Mission & Philosophy

Doctor of Occupational Therapy (OTD) - Mission & Philosophy

The philosophy of the Department of Occupational Therapy at WCU reflects the mission statement and values of West Coast University, the values of the occupational therapy profession, and the mission and values of the faculty of the Occupational Therapy Doctorate program. Some of the themes that these entities share are: student-centricity; commitment to the communities served; innovation and creativity; and the efficient use of resources. The occupational therapy curriculum incorporates beliefs about health and well-being, occupation, and teaching and learning. Education is focused on helping the student to emerge as a “scholar of practice” with advance skill above those of a generalist  as a direct care provider, consultant, educator, manager, researcher, and advocate for the professions and the consumer (ACOTE Preamble, p.1)

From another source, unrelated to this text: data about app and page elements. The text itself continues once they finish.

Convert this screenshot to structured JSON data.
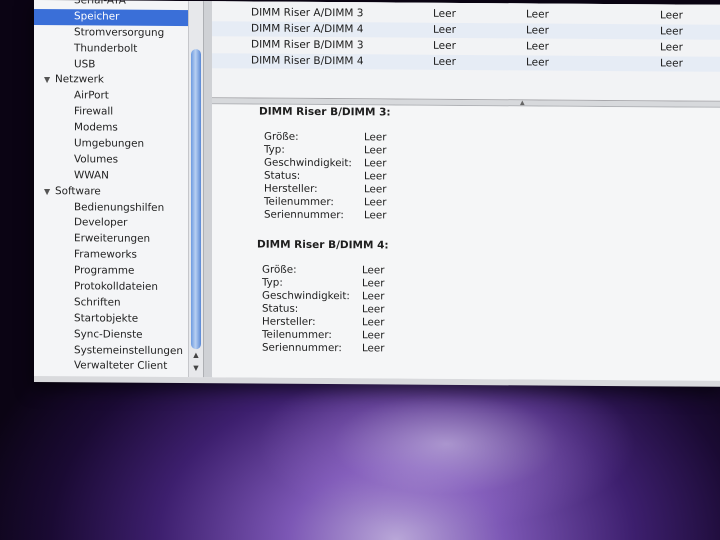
{
  "sidebar": {
    "rows": [
      {
        "label": "Serial-ATA",
        "type": "item"
      },
      {
        "label": "Speicher",
        "type": "item",
        "selected": true
      },
      {
        "label": "Stromversorgung",
        "type": "item"
      },
      {
        "label": "Thunderbolt",
        "type": "item"
      },
      {
        "label": "USB",
        "type": "item"
      },
      {
        "label": "Netzwerk",
        "type": "category"
      },
      {
        "label": "AirPort",
        "type": "item"
      },
      {
        "label": "Firewall",
        "type": "item"
      },
      {
        "label": "Modems",
        "type": "item"
      },
      {
        "label": "Umgebungen",
        "type": "item"
      },
      {
        "label": "Volumes",
        "type": "item"
      },
      {
        "label": "WWAN",
        "type": "item"
      },
      {
        "label": "Software",
        "type": "category"
      },
      {
        "label": "Bedienungshilfen",
        "type": "item"
      },
      {
        "label": "Developer",
        "type": "item"
      },
      {
        "label": "Erweiterungen",
        "type": "item"
      },
      {
        "label": "Frameworks",
        "type": "item"
      },
      {
        "label": "Programme",
        "type": "item"
      },
      {
        "label": "Protokolldateien",
        "type": "item"
      },
      {
        "label": "Schriften",
        "type": "item"
      },
      {
        "label": "Startobjekte",
        "type": "item"
      },
      {
        "label": "Sync-Dienste",
        "type": "item"
      },
      {
        "label": "Systemeinstellungen",
        "type": "item"
      },
      {
        "label": "Verwalteter Client",
        "type": "item"
      }
    ],
    "disclosure_icon": "triangle-down-icon",
    "scroll_up_glyph": "▲",
    "scroll_down_glyph": "▼"
  },
  "memory_table": {
    "rows": [
      {
        "slot": "DIMM Riser A/DIMM 3",
        "size": "Leer",
        "type": "Leer",
        "speed": "Leer"
      },
      {
        "slot": "DIMM Riser A/DIMM 4",
        "size": "Leer",
        "type": "Leer",
        "speed": "Leer"
      },
      {
        "slot": "DIMM Riser B/DIMM 3",
        "size": "Leer",
        "type": "Leer",
        "speed": "Leer"
      },
      {
        "slot": "DIMM Riser B/DIMM 4",
        "size": "Leer",
        "type": "Leer",
        "speed": "Leer"
      }
    ]
  },
  "details": {
    "sections": [
      {
        "title": "DIMM Riser B/DIMM 3:",
        "fields": [
          {
            "label": "Größe:",
            "value": "Leer"
          },
          {
            "label": "Typ:",
            "value": "Leer"
          },
          {
            "label": "Geschwindigkeit:",
            "value": "Leer"
          },
          {
            "label": "Status:",
            "value": "Leer"
          },
          {
            "label": "Hersteller:",
            "value": "Leer"
          },
          {
            "label": "Teilenummer:",
            "value": "Leer"
          },
          {
            "label": "Seriennummer:",
            "value": "Leer"
          }
        ]
      },
      {
        "title": "DIMM Riser B/DIMM 4:",
        "fields": [
          {
            "label": "Größe:",
            "value": "Leer"
          },
          {
            "label": "Typ:",
            "value": "Leer"
          },
          {
            "label": "Geschwindigkeit:",
            "value": "Leer"
          },
          {
            "label": "Status:",
            "value": "Leer"
          },
          {
            "label": "Hersteller:",
            "value": "Leer"
          },
          {
            "label": "Teilenummer:",
            "value": "Leer"
          },
          {
            "label": "Seriennummer:",
            "value": "Leer"
          }
        ]
      }
    ]
  },
  "colors": {
    "selection": "#3a6fd8",
    "desktop": "#4a2a7e",
    "table_alt": "#e6ecf5"
  }
}
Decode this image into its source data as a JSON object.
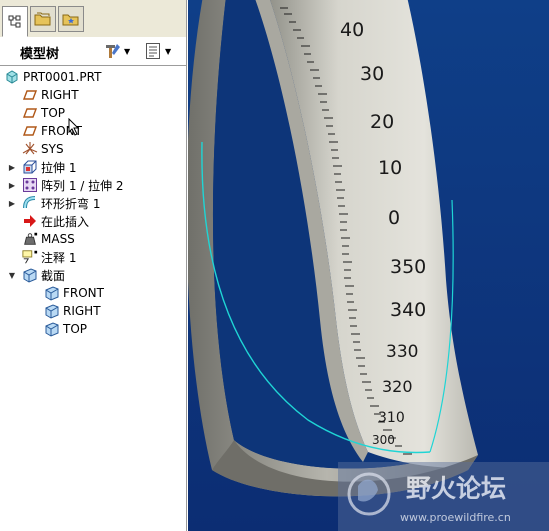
{
  "model_tree": {
    "title": "模型树",
    "items": [
      {
        "label": "PRT0001.PRT",
        "icon": "part-icon"
      },
      {
        "label": "RIGHT",
        "icon": "datum-plane-icon"
      },
      {
        "label": "TOP",
        "icon": "datum-plane-icon"
      },
      {
        "label": "FRONT",
        "icon": "datum-plane-icon"
      },
      {
        "label": "SYS",
        "icon": "coordinate-system-icon"
      },
      {
        "label": "拉伸 1",
        "icon": "extrude-icon"
      },
      {
        "label": "阵列 1 / 拉伸 2",
        "icon": "pattern-icon"
      },
      {
        "label": "环形折弯 1",
        "icon": "toroidal-bend-icon"
      },
      {
        "label": "在此插入",
        "icon": "insert-here-arrow-icon"
      },
      {
        "label": "MASS",
        "icon": "mass-analysis-icon"
      },
      {
        "label": "注释 1",
        "icon": "note-icon"
      },
      {
        "label": "截面",
        "icon": "section-icon"
      },
      {
        "label": "FRONT",
        "icon": "section-plane-icon"
      },
      {
        "label": "RIGHT",
        "icon": "section-plane-icon"
      },
      {
        "label": "TOP",
        "icon": "section-plane-icon"
      }
    ]
  },
  "viewport": {
    "scale_labels": [
      "40",
      "30",
      "20",
      "10",
      "0",
      "350",
      "340",
      "330",
      "320",
      "310",
      "300"
    ],
    "watermark_title": "野火论坛",
    "watermark_url": "www.proewildfire.cn"
  },
  "colors": {
    "viewport_bg": "#0d3579",
    "ring_surface": "#d9d8d0",
    "curve": "#1fd5d5"
  }
}
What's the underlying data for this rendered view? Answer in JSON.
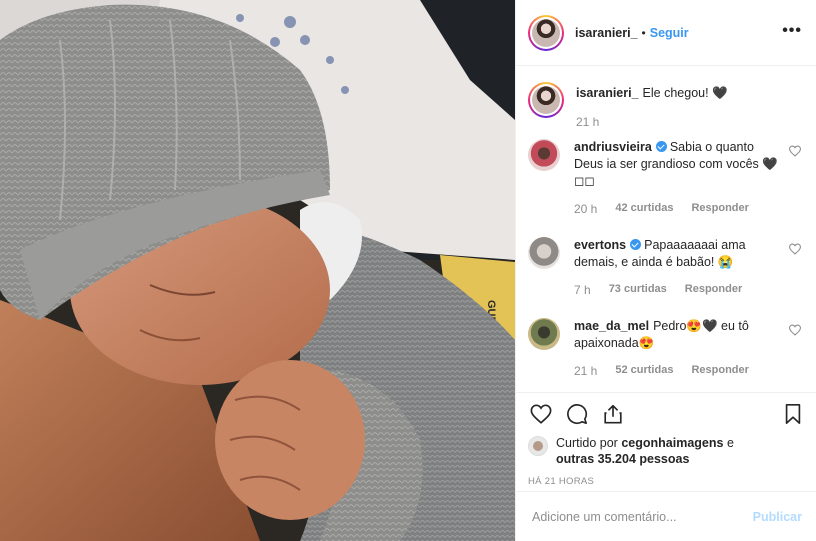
{
  "header": {
    "username": "isaranieri_",
    "separator": "•",
    "follow_label": "Seguir",
    "more_label": "•••"
  },
  "caption": {
    "username": "isaranieri_",
    "text": "Ele chegou! 🖤",
    "time": "21 h"
  },
  "comments": [
    {
      "username": "andriusvieira",
      "verified": true,
      "text": "Sabia o quanto Deus ia ser grandioso com vocês 🖤◻◻",
      "time": "20 h",
      "likes": "42 curtidas",
      "reply": "Responder"
    },
    {
      "username": "evertons",
      "verified": true,
      "text": "Papaaaaaaai ama demais, e ainda é babão! 😭",
      "time": "7 h",
      "likes": "73 curtidas",
      "reply": "Responder"
    },
    {
      "username": "mae_da_mel",
      "verified": false,
      "text": "Pedro😍🖤 eu tô apaixonada😍",
      "time": "21 h",
      "likes": "52 curtidas",
      "reply": "Responder"
    }
  ],
  "liked_by": {
    "prefix": "Curtido por",
    "user": "cegonhaimagens",
    "middle": "e",
    "others": "outras 35.204 pessoas"
  },
  "time_ago": "HÁ 21 HORAS",
  "add_comment": {
    "placeholder": "Adicione um comentário...",
    "post_label": "Publicar"
  },
  "colors": {
    "accent": "#3897f0",
    "text": "#262626",
    "muted": "#8e8e8e",
    "border": "#efefef",
    "post_disabled": "#b3dbff"
  },
  "photo": {
    "wristband_text": "GUEDA"
  }
}
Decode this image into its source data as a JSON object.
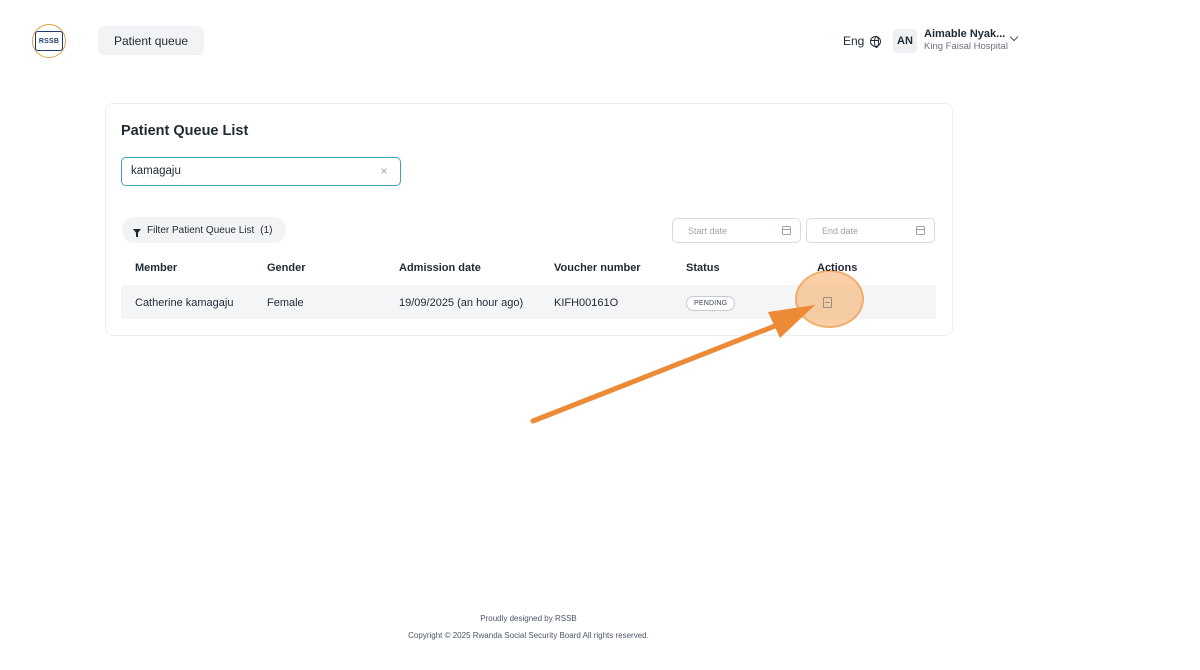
{
  "header": {
    "logo_text": "RSSB",
    "nav_tab": "Patient queue",
    "language": "Eng",
    "globe_icon": "globe-icon",
    "user": {
      "initials": "AN",
      "name": "Aimable Nyak...",
      "organization": "King Faisal Hospital"
    }
  },
  "main": {
    "title": "Patient Queue List",
    "search": {
      "value": "kamagaju",
      "clear_icon": "×"
    },
    "filter_button": {
      "label": "Filter Patient Queue List",
      "count": "(1)"
    },
    "start_date": {
      "placeholder": "Start date"
    },
    "end_date": {
      "placeholder": "End date"
    },
    "table": {
      "columns": [
        "Member",
        "Gender",
        "Admission date",
        "Voucher number",
        "Status",
        "Actions"
      ],
      "rows": [
        {
          "member": "Catherine kamagaju",
          "gender": "Female",
          "admission_date": "19/09/2025 (an hour ago)",
          "voucher_number": "KIFH00161O",
          "status": "PENDING",
          "action_icon": "document-icon"
        }
      ]
    }
  },
  "annotation": {
    "highlight_color": "#f5a85f",
    "arrow_color": "#ec8a35"
  },
  "footer": {
    "line1": "Proudly designed by RSSB",
    "line2": "Copyright © 2025 Rwanda Social Security Board All rights reserved."
  }
}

West Coast University’s Occupational Therapy Program is based on the belief that all humans are occupational beings in nature, and in the healing power of occupation whereby humans can influence their own health status. Occupational engagement and thus occupation-based interventions are therefore the central theme of the curriculum.

Our mission is to provide doctoral-level education to develop  caring and competent Occupational Therapy practitioners through the integration of theory, research and practice. These scholars of practice will be lifelong learners and can develop into advocates and leaders for the Occupational Therapy profession in diverse local and global communities. Through a student-centric and interprofessional curriculum, the students should be prepared to be reflective practitioners by applying principles of evidence-based practice, research, and critical thinking to facilitate the well-being of consumers through engagement in valued occupations and as it relates to health promotion, prevention, and wellness.

The curricular threads are:

  • Occupations as a means and end
  • The healing power of occupation
  • Client-centeredness
  • Evidence-based practice
  • Interprofessional collaboration
  • Therapeutic use of self
  • Diverse and globally connected
  • Wellness and prevention
  • Critical thinking and clinical reasoning
  • Adaptation as a means towards performance and engagement
  • Leadership and advocacy